* [TO DO] Look through the listing below for lines containing "PALAVRAS". State how many there are, and nothing else.

-- Opening Marker --

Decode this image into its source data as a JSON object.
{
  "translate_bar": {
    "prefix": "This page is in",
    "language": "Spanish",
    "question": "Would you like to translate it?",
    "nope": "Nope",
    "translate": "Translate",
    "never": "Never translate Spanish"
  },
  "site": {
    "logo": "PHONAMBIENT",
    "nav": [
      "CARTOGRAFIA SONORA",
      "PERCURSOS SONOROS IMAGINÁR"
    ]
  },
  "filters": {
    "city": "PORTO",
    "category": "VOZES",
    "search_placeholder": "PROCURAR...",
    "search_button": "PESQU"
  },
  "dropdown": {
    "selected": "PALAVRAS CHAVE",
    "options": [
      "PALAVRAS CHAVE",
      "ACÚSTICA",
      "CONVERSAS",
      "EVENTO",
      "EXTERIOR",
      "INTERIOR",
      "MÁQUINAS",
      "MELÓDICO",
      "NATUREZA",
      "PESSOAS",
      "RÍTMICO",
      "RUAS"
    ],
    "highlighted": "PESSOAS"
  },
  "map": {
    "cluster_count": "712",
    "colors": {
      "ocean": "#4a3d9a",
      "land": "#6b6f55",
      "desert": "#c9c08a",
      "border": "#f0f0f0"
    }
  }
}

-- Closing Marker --

* [EXERCISE RESPONSE] 2